> [Task item]:
You are to retype all of the data exactly as it appears.

> [Records excerpted from a collection]:

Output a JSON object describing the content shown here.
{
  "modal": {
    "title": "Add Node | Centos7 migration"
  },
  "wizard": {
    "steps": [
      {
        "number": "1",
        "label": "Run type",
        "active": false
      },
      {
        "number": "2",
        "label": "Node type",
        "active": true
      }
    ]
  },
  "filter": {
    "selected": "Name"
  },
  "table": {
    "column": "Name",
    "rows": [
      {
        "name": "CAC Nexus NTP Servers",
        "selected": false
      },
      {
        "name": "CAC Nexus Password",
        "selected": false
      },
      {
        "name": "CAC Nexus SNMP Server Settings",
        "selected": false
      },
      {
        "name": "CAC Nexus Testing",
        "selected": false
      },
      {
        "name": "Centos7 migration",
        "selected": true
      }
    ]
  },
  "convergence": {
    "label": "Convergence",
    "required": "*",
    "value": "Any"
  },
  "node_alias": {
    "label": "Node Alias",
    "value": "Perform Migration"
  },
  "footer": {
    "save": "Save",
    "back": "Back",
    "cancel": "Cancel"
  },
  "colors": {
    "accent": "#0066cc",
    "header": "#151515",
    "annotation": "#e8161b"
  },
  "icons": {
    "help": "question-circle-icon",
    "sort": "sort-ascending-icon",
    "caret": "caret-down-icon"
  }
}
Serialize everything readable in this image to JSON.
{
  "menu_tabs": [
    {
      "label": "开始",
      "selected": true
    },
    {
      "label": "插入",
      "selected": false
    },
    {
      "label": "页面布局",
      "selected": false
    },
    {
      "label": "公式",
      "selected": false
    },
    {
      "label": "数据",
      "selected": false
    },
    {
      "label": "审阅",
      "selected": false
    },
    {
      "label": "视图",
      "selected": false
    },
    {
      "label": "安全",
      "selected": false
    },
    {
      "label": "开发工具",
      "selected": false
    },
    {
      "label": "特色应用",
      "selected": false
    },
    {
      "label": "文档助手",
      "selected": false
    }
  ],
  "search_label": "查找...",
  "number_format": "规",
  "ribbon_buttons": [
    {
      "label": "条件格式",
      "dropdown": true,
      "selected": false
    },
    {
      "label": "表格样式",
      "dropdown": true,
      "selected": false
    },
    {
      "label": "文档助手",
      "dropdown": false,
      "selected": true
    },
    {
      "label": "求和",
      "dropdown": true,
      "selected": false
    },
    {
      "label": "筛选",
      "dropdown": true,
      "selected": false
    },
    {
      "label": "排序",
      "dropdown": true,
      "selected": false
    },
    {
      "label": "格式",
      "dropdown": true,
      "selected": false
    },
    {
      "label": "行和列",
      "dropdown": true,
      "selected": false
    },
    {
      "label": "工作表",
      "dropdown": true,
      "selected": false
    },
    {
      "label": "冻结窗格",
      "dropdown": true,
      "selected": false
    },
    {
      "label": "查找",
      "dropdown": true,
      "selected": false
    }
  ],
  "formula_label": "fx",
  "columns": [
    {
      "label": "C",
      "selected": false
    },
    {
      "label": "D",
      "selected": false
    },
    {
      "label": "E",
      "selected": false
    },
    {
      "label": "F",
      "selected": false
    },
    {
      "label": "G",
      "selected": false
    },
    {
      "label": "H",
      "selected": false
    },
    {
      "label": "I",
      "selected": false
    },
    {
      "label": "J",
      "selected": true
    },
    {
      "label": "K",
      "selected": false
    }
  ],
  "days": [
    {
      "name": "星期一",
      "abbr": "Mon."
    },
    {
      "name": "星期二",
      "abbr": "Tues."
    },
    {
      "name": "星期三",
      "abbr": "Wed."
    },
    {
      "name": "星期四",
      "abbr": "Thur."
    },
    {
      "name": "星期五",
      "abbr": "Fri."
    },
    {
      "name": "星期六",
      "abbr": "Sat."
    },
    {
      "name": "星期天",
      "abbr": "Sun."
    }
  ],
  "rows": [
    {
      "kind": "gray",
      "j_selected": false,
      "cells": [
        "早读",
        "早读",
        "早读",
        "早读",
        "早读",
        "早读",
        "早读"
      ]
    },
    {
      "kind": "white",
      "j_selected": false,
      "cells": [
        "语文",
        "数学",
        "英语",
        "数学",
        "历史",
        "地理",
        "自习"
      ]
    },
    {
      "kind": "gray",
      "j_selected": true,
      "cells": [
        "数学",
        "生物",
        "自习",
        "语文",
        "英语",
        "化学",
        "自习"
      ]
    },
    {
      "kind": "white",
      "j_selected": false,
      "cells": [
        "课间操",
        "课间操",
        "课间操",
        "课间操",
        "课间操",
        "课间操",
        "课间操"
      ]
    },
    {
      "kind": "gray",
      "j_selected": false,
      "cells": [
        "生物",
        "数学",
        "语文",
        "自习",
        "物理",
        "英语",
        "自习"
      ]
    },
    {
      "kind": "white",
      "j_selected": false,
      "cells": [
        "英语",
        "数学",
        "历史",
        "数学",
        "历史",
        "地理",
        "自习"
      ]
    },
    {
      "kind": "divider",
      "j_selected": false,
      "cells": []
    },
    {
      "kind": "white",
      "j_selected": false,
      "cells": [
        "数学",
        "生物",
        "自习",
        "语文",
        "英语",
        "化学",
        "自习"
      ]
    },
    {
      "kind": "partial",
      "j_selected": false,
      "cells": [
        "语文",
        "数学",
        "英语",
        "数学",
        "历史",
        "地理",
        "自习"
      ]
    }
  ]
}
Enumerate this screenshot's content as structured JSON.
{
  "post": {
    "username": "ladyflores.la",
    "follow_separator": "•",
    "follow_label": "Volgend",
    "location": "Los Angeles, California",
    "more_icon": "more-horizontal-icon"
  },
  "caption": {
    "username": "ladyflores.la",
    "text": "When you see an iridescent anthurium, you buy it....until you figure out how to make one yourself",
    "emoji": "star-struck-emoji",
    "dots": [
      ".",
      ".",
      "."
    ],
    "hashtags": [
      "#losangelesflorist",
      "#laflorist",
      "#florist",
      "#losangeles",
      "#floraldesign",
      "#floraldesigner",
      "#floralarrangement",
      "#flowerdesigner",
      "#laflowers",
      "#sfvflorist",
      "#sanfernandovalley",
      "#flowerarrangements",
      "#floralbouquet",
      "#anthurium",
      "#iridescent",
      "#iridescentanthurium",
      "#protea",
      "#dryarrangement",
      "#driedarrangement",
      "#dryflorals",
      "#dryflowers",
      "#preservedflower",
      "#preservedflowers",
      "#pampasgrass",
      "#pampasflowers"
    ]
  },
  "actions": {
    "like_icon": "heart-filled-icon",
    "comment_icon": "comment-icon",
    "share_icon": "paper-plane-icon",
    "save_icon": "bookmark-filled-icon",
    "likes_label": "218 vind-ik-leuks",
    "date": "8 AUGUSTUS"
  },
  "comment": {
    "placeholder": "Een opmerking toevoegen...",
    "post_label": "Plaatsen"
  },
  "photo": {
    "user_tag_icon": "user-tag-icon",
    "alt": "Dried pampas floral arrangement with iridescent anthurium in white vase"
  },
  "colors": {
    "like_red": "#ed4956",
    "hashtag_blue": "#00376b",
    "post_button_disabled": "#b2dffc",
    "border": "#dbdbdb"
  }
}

> [Exercise output]:
Output a JSON object describing the content shown here.
{
  "modal": {
    "title": "Add Node | Centos7 migration"
  },
  "wizard": {
    "steps": [
      {
        "number": "1",
        "label": "Run type",
        "active": false
      },
      {
        "number": "2",
        "label": "Node type",
        "active": true
      }
    ]
  },
  "filter": {
    "selected": "Name"
  },
  "table": {
    "column": "Name",
    "rows": [
      {
        "name": "CAC Nexus NTP Servers",
        "selected": false
      },
      {
        "name": "CAC Nexus Password",
        "selected": false
      },
      {
        "name": "CAC Nexus SNMP Server Settings",
        "selected": false
      },
      {
        "name": "CAC Nexus Testing",
        "selected": false
      },
      {
        "name": "Centos7 migration",
        "selected": true
      }
    ]
  },
  "convergence": {
    "label": "Convergence",
    "required": "*",
    "value": "Any"
  },
  "node_alias": {
    "label": "Node Alias",
    "value": "Perform Migration"
  },
  "footer": {
    "save": "Save",
    "back": "Back",
    "cancel": "Cancel"
  },
  "colors": {
    "accent": "#0066cc",
    "header": "#151515",
    "annotation": "#e8161b"
  },
  "icons": {
    "help": "question-circle-icon",
    "sort": "sort-ascending-icon",
    "caret": "caret-down-icon"
  }
}
Serialize everything readable in this image to JSON.
{
  "menu_tabs": [
    {
      "label": "开始",
      "selected": true
    },
    {
      "label": "插入",
      "selected": false
    },
    {
      "label": "页面布局",
      "selected": false
    },
    {
      "label": "公式",
      "selected": false
    },
    {
      "label": "数据",
      "selected": false
    },
    {
      "label": "审阅",
      "selected": false
    },
    {
      "label": "视图",
      "selected": false
    },
    {
      "label": "安全",
      "selected": false
    },
    {
      "label": "开发工具",
      "selected": false
    },
    {
      "label": "特色应用",
      "selected": false
    },
    {
      "label": "文档助手",
      "selected": false
    }
  ],
  "search_label": "查找...",
  "number_format": "规",
  "ribbon_buttons": [
    {
      "label": "条件格式",
      "dropdown": true,
      "selected": false
    },
    {
      "label": "表格样式",
      "dropdown": true,
      "selected": false
    },
    {
      "label": "文档助手",
      "dropdown": false,
      "selected": true
    },
    {
      "label": "求和",
      "dropdown": true,
      "selected": false
    },
    {
      "label": "筛选",
      "dropdown": true,
      "selected": false
    },
    {
      "label": "排序",
      "dropdown": true,
      "selected": false
    },
    {
      "label": "格式",
      "dropdown": true,
      "selected": false
    },
    {
      "label": "行和列",
      "dropdown": true,
      "selected": false
    },
    {
      "label": "工作表",
      "dropdown": true,
      "selected": false
    },
    {
      "label": "冻结窗格",
      "dropdown": true,
      "selected": false
    },
    {
      "label": "查找",
      "dropdown": true,
      "selected": false
    }
  ],
  "formula_label": "fx",
  "columns": [
    {
      "label": "C",
      "selected": false
    },
    {
      "label": "D",
      "selected": false
    },
    {
      "label": "E",
      "selected": false
    },
    {
      "label": "F",
      "selected": false
    },
    {
      "label": "G",
      "selected": false
    },
    {
      "label": "H",
      "selected": false
    },
    {
      "label": "I",
      "selected": false
    },
    {
      "label": "J",
      "selected": true
    },
    {
      "label": "K",
      "selected": false
    }
  ],
  "days": [
    {
      "name": "星期一",
      "abbr": "Mon."
    },
    {
      "name": "星期二",
      "abbr": "Tues."
    },
    {
      "name": "星期三",
      "abbr": "Wed."
    },
    {
      "name": "星期四",
      "abbr": "Thur."
    },
    {
      "name": "星期五",
      "abbr": "Fri."
    },
    {
      "name": "星期六",
      "abbr": "Sat."
    },
    {
      "name": "星期天",
      "abbr": "Sun."
    }
  ],
  "rows": [
    {
      "kind": "gray",
      "j_selected": false,
      "cells": [
        "早读",
        "早读",
        "早读",
        "早读",
        "早读",
        "早读",
        "早读"
      ]
    },
    {
      "kind": "white",
      "j_selected": false,
      "cells": [
        "语文",
        "数学",
        "英语",
        "数学",
        "历史",
        "地理",
        "自习"
      ]
    },
    {
      "kind": "gray",
      "j_selected": true,
      "cells": [
        "数学",
        "生物",
        "自习",
        "语文",
        "英语",
        "化学",
        "自习"
      ]
    },
    {
      "kind": "white",
      "j_selected": false,
      "cells": [
        "课间操",
        "课间操",
        "课间操",
        "课间操",
        "课间操",
        "课间操",
        "课间操"
      ]
    },
    {
      "kind": "gray",
      "j_selected": false,
      "cells": [
        "生物",
        "数学",
        "语文",
        "自习",
        "物理",
        "英语",
        "自习"
      ]
    },
    {
      "kind": "white",
      "j_selected": false,
      "cells": [
        "英语",
        "数学",
        "历史",
        "数学",
        "历史",
        "地理",
        "自习"
      ]
    },
    {
      "kind": "divider",
      "j_selected": false,
      "cells": []
    },
    {
      "kind": "white",
      "j_selected": false,
      "cells": [
        "数学",
        "生物",
        "自习",
        "语文",
        "英语",
        "化学",
        "自习"
      ]
    },
    {
      "kind": "partial",
      "j_selected": false,
      "cells": [
        "语文",
        "数学",
        "英语",
        "数学",
        "历史",
        "地理",
        "自习"
      ]
    }
  ]
}
Enumerate this screenshot's content as structured JSON.
{
  "post": {
    "username": "ladyflores.la",
    "follow_separator": "•",
    "follow_label": "Volgend",
    "location": "Los Angeles, California",
    "more_icon": "more-horizontal-icon"
  },
  "caption": {
    "username": "ladyflores.la",
    "text": "When you see an iridescent anthurium, you buy it....until you figure out how to make one yourself",
    "emoji": "star-struck-emoji",
    "dots": [
      ".",
      ".",
      "."
    ],
    "hashtags": [
      "#losangelesflorist",
      "#laflorist",
      "#florist",
      "#losangeles",
      "#floraldesign",
      "#floraldesigner",
      "#floralarrangement",
      "#flowerdesigner",
      "#laflowers",
      "#sfvflorist",
      "#sanfernandovalley",
      "#flowerarrangements",
      "#floralbouquet",
      "#anthurium",
      "#iridescent",
      "#iridescentanthurium",
      "#protea",
      "#dryarrangement",
      "#driedarrangement",
      "#dryflorals",
      "#dryflowers",
      "#preservedflower",
      "#preservedflowers",
      "#pampasgrass",
      "#pampasflowers"
    ]
  },
  "actions": {
    "like_icon": "heart-filled-icon",
    "comment_icon": "comment-icon",
    "share_icon": "paper-plane-icon",
    "save_icon": "bookmark-filled-icon",
    "likes_label": "218 vind-ik-leuks",
    "date": "8 AUGUSTUS"
  },
  "comment": {
    "placeholder": "Een opmerking toevoegen...",
    "post_label": "Plaatsen"
  },
  "photo": {
    "user_tag_icon": "user-tag-icon",
    "alt": "Dried pampas floral arrangement with iridescent anthurium in white vase"
  },
  "colors": {
    "like_red": "#ed4956",
    "hashtag_blue": "#00376b",
    "post_button_disabled": "#b2dffc",
    "border": "#dbdbdb"
  }
}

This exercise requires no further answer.